Friday, Oct. 12, 2012
Observations on a ride from Kalambaka to Kastraki Village

We started the day with a coach ride across the plain of Thessaly, past Mont Brallos and through a landscape studded with rocky pinnacles to Kalambaka. First, we descended toward the Plain of Apollo below Delphi, toward the Gulf. Pines, sycamore (plane trees), cypresses, all of mother nature is incredibly aromatic in Greece, especially the thyme which is why the honey from Mt. Parnassus is so delicious.

There are literally thousands of olive trees alive even after living 1000 years, all wild but cultivated. The trees do not need much water but require special handling at harvest. There’s something called “Mastique” which is a kind of delicious aromatic resin used in treats, chewing gum and flavoring for cakes that comes from these trees.

monasteries on Meteora crags

While en route, Maria gave us some background on Mt. Olympus. The story goes that the gods “strolled down from above” and coupled with mortals. Zeus & Danaë (Argos) produced Theseus. Zeus & Europa in Crete produced Minos. Their progeny became the “Heroes.” The only characteristic that separated gods from men is that the gods were eternally young. Homer created the epithets that characterized each. Because Pan was half man and half goat he was very ugly but popular because he played the flute divinely. “Pan” and “pandemonium” come from the name Pan, because of his tricks, e.g., letting loose animals in the night. Just as our guide Maria recounted this, we looked out the window and there were cows wandering onto the road!

Greece is the third most mountainous country in Europe after Norway and Albania. Our guide describes how poles along the highway measure the depth of snow in winder. The road signs are all in Greek and English. We left Parnassus and now are approaching another mountain range called Brallus. From here we can see the Aegean Sea as well as giant photovoltaic panels and wind turbines. It seems that Greece too is making strides in reducing their carbon emissions.
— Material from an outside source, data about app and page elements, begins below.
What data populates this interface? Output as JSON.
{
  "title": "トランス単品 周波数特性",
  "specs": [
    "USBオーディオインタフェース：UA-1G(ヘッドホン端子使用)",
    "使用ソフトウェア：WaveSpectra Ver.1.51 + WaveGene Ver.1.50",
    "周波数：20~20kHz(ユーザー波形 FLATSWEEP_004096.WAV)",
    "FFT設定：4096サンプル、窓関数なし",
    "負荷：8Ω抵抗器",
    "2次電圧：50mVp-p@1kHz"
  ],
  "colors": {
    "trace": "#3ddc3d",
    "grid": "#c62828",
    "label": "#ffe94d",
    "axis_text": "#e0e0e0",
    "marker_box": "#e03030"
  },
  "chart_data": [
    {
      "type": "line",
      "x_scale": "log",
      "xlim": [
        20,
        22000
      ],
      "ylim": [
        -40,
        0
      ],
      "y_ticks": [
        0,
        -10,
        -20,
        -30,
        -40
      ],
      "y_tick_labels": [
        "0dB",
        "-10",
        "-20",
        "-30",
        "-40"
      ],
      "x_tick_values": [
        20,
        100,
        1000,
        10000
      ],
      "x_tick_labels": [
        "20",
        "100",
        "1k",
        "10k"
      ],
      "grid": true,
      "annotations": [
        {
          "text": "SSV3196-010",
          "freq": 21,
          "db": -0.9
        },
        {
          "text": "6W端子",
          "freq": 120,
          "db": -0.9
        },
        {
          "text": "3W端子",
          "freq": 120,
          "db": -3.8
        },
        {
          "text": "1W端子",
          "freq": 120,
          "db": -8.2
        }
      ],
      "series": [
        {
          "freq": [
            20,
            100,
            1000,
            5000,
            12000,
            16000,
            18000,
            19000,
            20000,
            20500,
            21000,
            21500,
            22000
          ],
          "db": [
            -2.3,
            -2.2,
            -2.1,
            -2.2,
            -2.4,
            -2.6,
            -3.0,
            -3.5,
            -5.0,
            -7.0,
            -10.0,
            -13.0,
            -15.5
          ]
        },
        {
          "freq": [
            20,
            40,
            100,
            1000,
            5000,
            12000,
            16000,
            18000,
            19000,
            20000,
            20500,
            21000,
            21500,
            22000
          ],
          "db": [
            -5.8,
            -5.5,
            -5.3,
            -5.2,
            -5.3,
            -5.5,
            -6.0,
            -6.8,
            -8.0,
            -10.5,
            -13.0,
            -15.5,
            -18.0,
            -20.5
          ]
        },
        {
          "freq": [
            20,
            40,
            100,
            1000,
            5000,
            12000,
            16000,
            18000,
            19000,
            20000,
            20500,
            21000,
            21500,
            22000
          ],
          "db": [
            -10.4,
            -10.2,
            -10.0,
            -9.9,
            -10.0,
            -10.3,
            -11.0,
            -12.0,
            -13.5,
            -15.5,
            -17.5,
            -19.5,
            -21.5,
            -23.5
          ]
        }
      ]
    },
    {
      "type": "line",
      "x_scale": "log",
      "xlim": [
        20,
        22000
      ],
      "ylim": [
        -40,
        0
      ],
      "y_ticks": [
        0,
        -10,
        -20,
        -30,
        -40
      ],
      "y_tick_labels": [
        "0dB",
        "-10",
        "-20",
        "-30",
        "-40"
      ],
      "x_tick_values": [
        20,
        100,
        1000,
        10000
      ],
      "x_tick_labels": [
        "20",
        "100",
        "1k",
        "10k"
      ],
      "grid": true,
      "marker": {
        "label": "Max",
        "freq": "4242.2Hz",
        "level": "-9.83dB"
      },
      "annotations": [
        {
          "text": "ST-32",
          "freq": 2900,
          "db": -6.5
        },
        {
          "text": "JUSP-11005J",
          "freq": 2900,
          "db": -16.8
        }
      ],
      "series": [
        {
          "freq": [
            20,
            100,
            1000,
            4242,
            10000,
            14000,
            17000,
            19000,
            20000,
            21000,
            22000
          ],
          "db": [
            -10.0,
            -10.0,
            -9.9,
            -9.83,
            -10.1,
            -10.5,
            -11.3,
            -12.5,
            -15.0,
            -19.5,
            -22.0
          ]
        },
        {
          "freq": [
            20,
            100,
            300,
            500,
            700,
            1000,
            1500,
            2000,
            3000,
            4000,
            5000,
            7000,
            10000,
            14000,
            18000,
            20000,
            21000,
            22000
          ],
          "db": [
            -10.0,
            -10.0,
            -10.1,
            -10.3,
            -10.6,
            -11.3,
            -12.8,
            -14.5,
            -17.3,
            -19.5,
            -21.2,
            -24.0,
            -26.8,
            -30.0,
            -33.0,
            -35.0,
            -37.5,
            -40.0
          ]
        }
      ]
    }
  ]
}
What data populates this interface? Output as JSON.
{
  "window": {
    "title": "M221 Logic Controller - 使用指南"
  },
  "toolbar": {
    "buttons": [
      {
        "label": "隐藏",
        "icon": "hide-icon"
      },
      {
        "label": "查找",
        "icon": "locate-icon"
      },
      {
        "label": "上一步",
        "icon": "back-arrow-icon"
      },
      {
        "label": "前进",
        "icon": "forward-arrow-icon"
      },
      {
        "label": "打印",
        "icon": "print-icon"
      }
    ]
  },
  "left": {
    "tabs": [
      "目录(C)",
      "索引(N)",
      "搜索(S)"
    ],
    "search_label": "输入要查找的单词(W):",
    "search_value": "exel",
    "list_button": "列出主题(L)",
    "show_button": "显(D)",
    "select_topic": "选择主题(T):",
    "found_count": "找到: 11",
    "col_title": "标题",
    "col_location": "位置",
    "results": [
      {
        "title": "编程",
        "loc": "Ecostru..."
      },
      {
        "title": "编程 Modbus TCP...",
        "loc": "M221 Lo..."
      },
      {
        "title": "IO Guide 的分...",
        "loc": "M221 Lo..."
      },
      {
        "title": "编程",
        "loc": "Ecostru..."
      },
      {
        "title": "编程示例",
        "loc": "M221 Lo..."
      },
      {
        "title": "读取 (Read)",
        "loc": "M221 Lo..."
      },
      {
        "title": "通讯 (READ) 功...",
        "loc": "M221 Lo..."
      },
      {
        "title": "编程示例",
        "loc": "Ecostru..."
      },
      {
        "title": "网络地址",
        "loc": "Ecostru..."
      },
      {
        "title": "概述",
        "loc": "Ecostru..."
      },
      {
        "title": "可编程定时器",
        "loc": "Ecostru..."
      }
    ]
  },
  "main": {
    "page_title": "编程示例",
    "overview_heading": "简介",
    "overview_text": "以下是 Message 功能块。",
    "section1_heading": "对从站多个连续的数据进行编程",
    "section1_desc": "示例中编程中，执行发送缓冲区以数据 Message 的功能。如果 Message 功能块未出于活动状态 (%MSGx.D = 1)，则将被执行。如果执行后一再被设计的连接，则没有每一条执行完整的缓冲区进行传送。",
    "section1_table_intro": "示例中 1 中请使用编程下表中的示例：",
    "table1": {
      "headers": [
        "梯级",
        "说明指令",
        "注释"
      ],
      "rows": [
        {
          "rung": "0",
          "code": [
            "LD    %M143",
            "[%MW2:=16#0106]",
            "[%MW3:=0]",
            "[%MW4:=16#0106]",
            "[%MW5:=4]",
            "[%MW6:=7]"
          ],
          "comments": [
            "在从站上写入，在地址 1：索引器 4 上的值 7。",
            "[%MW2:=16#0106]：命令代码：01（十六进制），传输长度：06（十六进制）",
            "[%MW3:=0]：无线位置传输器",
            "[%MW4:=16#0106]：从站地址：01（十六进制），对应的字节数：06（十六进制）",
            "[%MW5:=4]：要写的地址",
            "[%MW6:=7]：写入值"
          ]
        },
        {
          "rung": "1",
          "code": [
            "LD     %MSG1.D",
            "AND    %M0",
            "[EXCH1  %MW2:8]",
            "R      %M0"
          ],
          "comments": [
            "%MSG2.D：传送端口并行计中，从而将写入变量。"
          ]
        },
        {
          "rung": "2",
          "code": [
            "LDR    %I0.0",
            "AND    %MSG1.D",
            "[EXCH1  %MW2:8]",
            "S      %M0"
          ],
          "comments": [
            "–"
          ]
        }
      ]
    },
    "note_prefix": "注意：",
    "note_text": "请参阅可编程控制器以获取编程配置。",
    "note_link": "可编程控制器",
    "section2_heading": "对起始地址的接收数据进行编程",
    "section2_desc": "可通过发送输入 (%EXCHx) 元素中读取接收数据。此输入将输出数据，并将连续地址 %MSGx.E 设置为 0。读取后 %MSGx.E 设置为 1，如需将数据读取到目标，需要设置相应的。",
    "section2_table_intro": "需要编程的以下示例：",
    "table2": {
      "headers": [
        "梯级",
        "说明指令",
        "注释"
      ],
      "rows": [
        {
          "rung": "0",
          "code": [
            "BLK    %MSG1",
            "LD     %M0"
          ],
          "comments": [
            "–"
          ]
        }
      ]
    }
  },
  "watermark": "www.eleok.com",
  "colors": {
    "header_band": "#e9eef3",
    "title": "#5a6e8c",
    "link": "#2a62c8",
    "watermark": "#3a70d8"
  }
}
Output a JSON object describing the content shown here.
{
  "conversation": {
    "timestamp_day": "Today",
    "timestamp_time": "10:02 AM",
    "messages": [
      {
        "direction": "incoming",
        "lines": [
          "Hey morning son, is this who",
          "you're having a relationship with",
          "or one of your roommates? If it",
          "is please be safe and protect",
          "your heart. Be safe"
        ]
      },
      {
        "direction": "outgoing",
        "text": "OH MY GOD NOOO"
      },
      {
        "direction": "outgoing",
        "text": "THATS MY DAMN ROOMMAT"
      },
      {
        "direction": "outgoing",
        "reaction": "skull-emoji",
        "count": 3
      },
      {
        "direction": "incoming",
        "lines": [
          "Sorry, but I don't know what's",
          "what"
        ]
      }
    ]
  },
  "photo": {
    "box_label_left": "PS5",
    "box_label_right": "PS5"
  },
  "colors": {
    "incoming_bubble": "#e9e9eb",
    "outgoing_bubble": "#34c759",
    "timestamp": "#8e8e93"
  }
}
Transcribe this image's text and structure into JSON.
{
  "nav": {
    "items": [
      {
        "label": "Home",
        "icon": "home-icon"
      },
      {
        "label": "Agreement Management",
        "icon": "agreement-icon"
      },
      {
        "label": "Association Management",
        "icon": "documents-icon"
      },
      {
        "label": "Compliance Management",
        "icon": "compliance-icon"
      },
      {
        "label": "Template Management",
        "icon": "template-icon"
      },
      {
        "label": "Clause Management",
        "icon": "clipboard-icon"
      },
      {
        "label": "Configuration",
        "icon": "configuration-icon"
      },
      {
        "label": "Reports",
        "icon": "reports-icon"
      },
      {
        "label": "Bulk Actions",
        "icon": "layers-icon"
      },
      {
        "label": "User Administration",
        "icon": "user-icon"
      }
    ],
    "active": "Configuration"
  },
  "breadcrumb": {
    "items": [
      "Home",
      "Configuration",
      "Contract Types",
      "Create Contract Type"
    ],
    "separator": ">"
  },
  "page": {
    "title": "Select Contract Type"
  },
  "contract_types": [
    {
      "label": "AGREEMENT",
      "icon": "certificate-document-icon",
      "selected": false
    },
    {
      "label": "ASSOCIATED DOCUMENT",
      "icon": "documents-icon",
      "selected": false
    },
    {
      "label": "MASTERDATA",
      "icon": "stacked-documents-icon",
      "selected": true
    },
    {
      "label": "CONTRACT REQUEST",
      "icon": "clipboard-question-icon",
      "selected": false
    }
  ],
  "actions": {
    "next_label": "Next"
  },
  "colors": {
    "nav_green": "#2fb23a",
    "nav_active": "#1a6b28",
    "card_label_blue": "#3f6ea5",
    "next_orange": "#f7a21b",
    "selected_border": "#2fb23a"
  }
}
The bus stops and we break for lunch outside of Lamia, in the Plain of Thessaly. Thessaly Plain is very fertile and considered the breadbasket of central and mainland Greece. A few hours later we arrived at the Meteora Hotel in the Kastraki Village. The owner, Kosta, is married to a woman from Poland, expecting their second child to join their 8 year old son. The man at the reception desk, Sofiri, seems to take care of a wide range of jobs to keep things running smoothly here.

The hotel appears to be a fairly recent with a large resort-conference center, spacious dining room, several terraces and a beautiful outdoor swimming pool. The decor is modern, attractive, and features warm creamsicle colors including the lampshades in the bedroom. As usual, the light is too dim for bedtime reading and the bath and bedroom isn’t really adequate for applying make up, either. Ahhh… the perennial complaint of lucky women on otherwise wonderful trips!

Dawn's Greece Adventure

The hotel chef prides herself on her considerable culinary skills and set forth an incredibly array of foods for breakfast, including a huge assortment of baked goods that she prepared in the wee hours of dawn. I hope the economy doesn’t harm their chance of success with this business. The next day a sizable group of Asians arrived which is encouraging.

My friend Ann from Black Point, Ct led a few hardy souls in water aerobics in the pool. The gathering clouds and light breeze was too cool to tempt me.